YA Dystopian novels don’t teach you how to live in a dystopia.
One thing that aggravates me most about YA dystopian novels is the amount of angst and edginess. It makes sense, however, since the novels are written for a young audience…
After reading a few dystopian novels from this class, I started paying more attention to what these books, and what popular media teaches it’s audience. In this blog, I want to discuss how YA dystopian novels teach teenagers the wrong values. I will be looking The Hunger Games by Suzanne Collins to exemplify a typical popular YA dystopian novel.
I am the main character.
YA dystopian novels are reflective of teenage fears regarding our society and our own lives. The fears come with feelings of being misunderstood as a teenager. As we grow and experience new emotions and new problems, we believe that no one else shares the same struggles, so we believe that we are misunderstood. These characteristics of being alone, misunderstood, and different is what forms the main character of most dystopian novels. We feel like we are the protagonist in our own lives.
The truth is, there are no antagonists or protagonists in this world: just people. Though we may be the main characters in our own lives, we shouldn’t always be so focused on our own struggles. Of course, America was designed to be a country that promotes individualism, however we shouldn’t forget that everyone has their own struggles, have similar life experiences, and interact/work together. When we recognize the entire world and realize that you are not only the main character of a single story, but a also a character in 8 billion other stories, we might become more aware of our true purpose and role in this world.
The world is against me.
In The Hunger Games, we see a world filled with violence. In the Arena, you have to fight, to put on a good show, and to kill in order to reap your rewards. If you don’t, you die. The world is against you (because you are misunderstood). The Hunger Games also teaches that your freedom and long term happiness comes from a romantic relationship. Much of the plot revolves around Katniss’s interaction with Peeta.
In my opinion, I believe that the world is not against us. The world works simple whatever way the world works, regardless if it’s in your favor or not. Our government does not intentionally want to make it’s people suffer. Your liberty and long term happiness also does not have to come from a successful romantic relationship. If you take a look down below at the video I posted, it discusses more about happiness, and how your environment will always work against you. The world isn’t necessarily against you, it’s just the way it is. Your happiness does not depend on what you do and do not possess.
The hero is chosen.
In The Hunger Games, Katniss has to volunteer as tribute in order to save her little sister. She doesn’t have much choice but to become the Hero. Peeta is also chosen. In a dystopian novel, the hero is often chosen, or becomes a hero due to a stroke of good or bad luck. What this teaches us is that regular folk can’t do anything unless they are called upon.

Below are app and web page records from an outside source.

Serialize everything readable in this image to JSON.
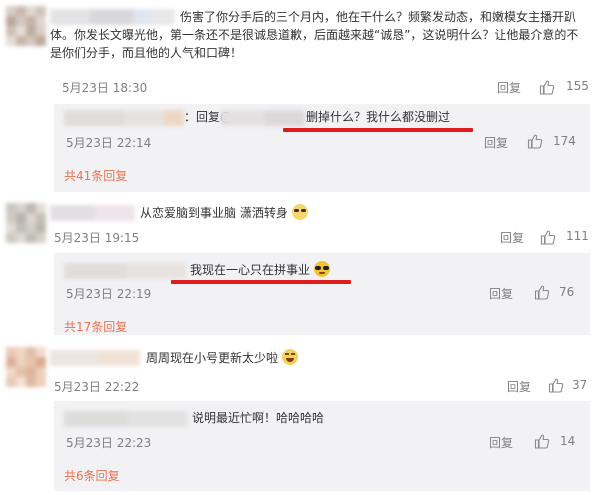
{
  "comments": [
    {
      "text": "伤害了你分手后的三个月内，他在干什么？频繁发动态，和嫩模女主播开趴体。你发长文曝光他，第一条还不是很诚恳道歉，后面越来越“诚恳”，这说明什么？让他最介意的不是你们分手，而且他的人气和口碑！",
      "time": "5月23日 18:30",
      "reply_label": "回复",
      "likes": "155"
    },
    {
      "text": "从恋爱脑到事业脑 潇洒转身",
      "time": "5月23日 19:15",
      "reply_label": "回复",
      "likes": "111"
    },
    {
      "text": "周周现在小号更新太少啦",
      "time": "5月23日 22:22",
      "reply_label": "回复",
      "likes": "37"
    }
  ],
  "replies": [
    {
      "prefix": "：回复@",
      "text": "删掉什么？我什么都没删过",
      "time": "5月23日 22:14",
      "reply_label": "回复",
      "likes": "174",
      "total": "共41条回复"
    },
    {
      "text": "我现在一心只在拼事业",
      "time": "5月23日 22:19",
      "reply_label": "回复",
      "likes": "76",
      "total": "共17条回复"
    },
    {
      "text": "说明最近忙啊！哈哈哈哈",
      "time": "5月23日 22:23",
      "reply_label": "回复",
      "likes": "14",
      "total": "共6条回复"
    }
  ],
  "colors": {
    "accent": "#eb7350",
    "reply_bg": "#f2f2f5",
    "underline": "#e01b1b",
    "meta": "#808080"
  }
}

In reality, there is no guarantee that someone will ever be called upon to change their social environments. If you continue to play the victim due to your environments, you will only continue to be the victim. A hero doesn’t have to be chosen: a hero only needs to take initiative.
In conclusion, I don’t believe that dystopian novels teach great values for maturing teenagers. There are probably healthier messages that a dystopian novel could convey.
My ideas stemmed from this book Triggers by Marshall Goldsmith. It’s a self-help book that teaches about how much the environment can affect your behavior. In the video below, Marshall explains that happiness doesn’t come from achievement: that’s called a TV commercial. Happiness is a process, not a result. Many of the messages conveyed in dystopian novels go against what Marshall tries to make his audience understand.